Hydroxyurea is readily absorbed after oral administration. Peak plasma levels are reached in 1–4 h after an oral dose.
Hydroxyurea has become an accepted therapeutic option for many patients with SCA. For SCA, an ideal therapeutic intervention would require the following characteristics: (1) General features: single-agent, inexpensive, orally administered and once-daily dosing. (2) Laboratory efficacy, increases HbF and total Hb, reduction in WBC and reticulocytes, and lowers LDH. (3) Clinical efficacy: ameliorates anemia, less vaso occlusive events and hospitalizations, and decreased hemolysis. (4) Treatment goals: works in all age groups, prevents acute events and chronic organ dysfunction. (5) Sustainability: benefits continue over time without medication resistance or tolerance. (6) Side effects: few short-term toxicities that might limit adherence, and a wide therapeutic index. (7) Safety: no major short-term toxicities, plus no known long-term sequelae or complications of therapy.
Based on currently available data, hydroxyurea treatment fulfills these criteria for SCA and should be offered much more frequently, especially to young patients before the development of chronic complications and end-organ damage
Among published predictors of clinical severity, the amount of foetal haemoglobin (percentage HbF) is the most critical laboratory parameter.

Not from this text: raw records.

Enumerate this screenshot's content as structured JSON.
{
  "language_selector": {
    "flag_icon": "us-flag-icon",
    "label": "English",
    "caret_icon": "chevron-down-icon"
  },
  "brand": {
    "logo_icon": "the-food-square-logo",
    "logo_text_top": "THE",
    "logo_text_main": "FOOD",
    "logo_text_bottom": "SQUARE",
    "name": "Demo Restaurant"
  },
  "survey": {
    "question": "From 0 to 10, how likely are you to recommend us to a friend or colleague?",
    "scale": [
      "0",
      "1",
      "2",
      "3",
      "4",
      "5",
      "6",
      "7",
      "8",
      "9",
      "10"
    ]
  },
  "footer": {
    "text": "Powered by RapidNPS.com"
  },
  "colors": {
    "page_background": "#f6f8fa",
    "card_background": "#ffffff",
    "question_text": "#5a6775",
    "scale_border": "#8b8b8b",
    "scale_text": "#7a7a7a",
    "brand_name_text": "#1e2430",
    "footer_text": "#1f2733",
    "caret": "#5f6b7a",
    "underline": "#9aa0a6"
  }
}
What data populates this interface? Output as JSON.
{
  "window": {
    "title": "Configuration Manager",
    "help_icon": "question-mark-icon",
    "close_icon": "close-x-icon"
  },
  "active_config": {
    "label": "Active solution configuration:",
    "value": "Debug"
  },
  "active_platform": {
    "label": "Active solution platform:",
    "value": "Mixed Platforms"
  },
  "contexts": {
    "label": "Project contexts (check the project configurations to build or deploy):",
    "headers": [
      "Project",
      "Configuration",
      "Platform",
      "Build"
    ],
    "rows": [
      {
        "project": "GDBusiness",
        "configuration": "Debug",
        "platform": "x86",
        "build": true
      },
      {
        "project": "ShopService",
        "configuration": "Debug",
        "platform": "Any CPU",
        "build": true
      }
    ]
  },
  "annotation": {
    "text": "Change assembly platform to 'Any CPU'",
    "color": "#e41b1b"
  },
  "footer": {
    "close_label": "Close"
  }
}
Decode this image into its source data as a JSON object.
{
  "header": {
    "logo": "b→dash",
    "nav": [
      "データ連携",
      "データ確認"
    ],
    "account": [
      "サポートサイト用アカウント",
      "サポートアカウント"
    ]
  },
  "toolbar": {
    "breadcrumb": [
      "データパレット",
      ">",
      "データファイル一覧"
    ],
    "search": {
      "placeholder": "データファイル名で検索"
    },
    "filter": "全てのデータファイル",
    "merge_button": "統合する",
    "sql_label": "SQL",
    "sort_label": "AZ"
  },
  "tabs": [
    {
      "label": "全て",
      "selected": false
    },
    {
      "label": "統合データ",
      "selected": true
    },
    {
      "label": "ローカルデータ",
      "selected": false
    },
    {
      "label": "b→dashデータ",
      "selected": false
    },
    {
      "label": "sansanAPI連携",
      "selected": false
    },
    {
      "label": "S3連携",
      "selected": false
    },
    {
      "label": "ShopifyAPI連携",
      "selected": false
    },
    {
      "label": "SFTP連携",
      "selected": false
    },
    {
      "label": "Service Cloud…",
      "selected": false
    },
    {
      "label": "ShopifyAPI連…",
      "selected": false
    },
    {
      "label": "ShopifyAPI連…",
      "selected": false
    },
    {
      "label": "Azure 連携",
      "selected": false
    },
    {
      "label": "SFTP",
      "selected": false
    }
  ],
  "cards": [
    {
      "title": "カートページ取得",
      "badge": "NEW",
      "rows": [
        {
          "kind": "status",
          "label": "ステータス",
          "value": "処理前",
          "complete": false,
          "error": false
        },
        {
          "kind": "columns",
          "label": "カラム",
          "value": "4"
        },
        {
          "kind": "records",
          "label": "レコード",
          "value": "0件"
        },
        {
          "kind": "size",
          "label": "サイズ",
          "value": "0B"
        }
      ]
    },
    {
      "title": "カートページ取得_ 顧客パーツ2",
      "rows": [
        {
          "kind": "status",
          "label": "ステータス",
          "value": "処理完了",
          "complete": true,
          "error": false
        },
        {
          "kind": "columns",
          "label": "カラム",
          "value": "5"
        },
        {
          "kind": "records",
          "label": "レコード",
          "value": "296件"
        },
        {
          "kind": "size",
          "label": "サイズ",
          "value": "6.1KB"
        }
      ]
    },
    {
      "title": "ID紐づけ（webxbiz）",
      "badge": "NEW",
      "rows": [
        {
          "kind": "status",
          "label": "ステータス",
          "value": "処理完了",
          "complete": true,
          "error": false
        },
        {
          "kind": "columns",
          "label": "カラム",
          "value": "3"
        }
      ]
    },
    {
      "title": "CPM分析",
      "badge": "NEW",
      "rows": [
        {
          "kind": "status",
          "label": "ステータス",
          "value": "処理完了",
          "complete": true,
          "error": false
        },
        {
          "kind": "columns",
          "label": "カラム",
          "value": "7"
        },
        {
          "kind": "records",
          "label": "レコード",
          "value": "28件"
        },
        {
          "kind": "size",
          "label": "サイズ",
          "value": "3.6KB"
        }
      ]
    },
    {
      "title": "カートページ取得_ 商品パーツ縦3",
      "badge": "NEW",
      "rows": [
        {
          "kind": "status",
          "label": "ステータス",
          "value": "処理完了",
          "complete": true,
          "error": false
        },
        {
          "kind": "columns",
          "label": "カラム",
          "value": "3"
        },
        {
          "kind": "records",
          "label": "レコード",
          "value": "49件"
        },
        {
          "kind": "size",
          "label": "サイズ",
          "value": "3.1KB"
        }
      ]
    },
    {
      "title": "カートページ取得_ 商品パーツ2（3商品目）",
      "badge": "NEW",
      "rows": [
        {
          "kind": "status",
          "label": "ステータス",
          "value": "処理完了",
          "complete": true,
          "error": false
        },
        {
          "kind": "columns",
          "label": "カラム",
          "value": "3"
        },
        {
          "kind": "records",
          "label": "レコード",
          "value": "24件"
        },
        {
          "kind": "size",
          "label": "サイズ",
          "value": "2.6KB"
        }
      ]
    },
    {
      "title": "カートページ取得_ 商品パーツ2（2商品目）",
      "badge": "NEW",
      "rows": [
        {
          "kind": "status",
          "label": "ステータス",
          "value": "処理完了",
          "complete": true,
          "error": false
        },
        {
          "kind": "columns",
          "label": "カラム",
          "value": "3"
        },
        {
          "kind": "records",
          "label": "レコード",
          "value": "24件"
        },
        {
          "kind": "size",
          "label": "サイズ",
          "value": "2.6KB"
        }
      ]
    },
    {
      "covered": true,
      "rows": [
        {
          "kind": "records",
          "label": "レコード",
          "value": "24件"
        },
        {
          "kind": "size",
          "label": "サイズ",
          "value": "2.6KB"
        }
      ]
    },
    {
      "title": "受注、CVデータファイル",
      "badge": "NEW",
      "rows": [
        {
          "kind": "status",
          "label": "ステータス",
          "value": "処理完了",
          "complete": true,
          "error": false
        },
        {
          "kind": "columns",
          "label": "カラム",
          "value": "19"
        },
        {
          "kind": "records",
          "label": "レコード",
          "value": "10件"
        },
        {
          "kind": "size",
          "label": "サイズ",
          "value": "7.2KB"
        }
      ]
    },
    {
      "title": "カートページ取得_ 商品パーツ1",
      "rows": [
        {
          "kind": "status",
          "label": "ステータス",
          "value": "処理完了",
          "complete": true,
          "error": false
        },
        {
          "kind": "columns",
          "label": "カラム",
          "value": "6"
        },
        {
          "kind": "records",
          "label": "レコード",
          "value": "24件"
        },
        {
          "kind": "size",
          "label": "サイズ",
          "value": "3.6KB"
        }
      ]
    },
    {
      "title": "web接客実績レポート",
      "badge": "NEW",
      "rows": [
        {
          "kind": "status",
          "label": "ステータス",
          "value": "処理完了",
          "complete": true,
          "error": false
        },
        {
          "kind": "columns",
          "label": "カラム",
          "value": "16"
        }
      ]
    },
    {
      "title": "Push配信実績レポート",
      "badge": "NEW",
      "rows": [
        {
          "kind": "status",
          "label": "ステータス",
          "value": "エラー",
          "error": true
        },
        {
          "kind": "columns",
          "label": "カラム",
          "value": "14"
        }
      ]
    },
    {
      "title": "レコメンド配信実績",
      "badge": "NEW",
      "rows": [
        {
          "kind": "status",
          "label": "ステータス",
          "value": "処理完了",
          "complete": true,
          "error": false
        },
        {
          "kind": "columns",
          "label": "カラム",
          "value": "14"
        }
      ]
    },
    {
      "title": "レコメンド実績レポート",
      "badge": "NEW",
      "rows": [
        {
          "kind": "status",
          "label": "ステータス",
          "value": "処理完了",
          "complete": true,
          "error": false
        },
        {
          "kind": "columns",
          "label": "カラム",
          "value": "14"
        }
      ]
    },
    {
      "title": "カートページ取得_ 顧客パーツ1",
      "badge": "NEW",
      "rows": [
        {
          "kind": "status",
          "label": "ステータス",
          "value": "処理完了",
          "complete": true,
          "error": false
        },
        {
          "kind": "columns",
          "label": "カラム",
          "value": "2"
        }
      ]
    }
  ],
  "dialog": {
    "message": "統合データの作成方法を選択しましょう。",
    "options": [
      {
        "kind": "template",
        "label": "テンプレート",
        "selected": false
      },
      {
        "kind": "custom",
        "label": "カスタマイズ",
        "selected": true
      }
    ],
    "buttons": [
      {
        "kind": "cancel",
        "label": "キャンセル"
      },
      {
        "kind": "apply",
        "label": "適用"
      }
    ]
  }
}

HbF is protective against clinical severity. Low-percentage HbF is associated with a higher risk of developing vaso-occlusive complications, organ damage, and early death. Accordingly, pharmacologic induction of HbF is a logical treatment goal in SCA.
An increased WBC count has also been associated with poor clinical outcomes, and more recently, elevated serum lactate dehydrogenase (LDH, reflecting intravascular hemolysis) has been associated with morbidity and mortality in SCA.
Hydroxyurea has emerged as an exciting therapeutic agent because of its ease of oral administration, modest toxicity profile, predictable laboratory efficacy for increasing percentage HbF and reducing hemolysis, and proven clinical efficacy for preventing acute vaso-occlusive events.
Hydroxyurea reduces the number of painful events along with hospitalisations in adults and children. There is preservation of splenic function in infants receiving hydroxyurea. Hydroxyurea has clinical efficacy for children with variable sickle-related organ damage, including proteinuria, spleen dysfunction, hypoxaemia, pulmonary hypertension, glomerular hyperfiltration, neurocognitive delay, silent brain infarcts, primarystroke prevention, and secondary stroke prevention.
Standard indications for hydroxyurea include frequent pain crises, acute chest syndrome, and severe or symptomatic anaemia.
Contraindications to hydroxyurea include pregnancy or sexually active and unwillingness to use contraception, active liver disease (HBV or HCV infection), and history of severe hydroxyurea toxicity or hypersensitivity.
Recent studies suggest that patients with sickle cell disease suffer from decreased nitric oxide (NO) reserves. Blood plasma levels of L-arginine (the precursor to NO) are depressed in patients with sickle cell disease, particularly during vaso-occlusive crisis and the acute chest syndrome, and these levels vary inversely with pain symptoms. It is a clear case for increased cocoa consumption in persons with sickle cell disease.
By Dr Edward O. Ampofo
The writer is the Chief Pharmacist, Cocoa Clinic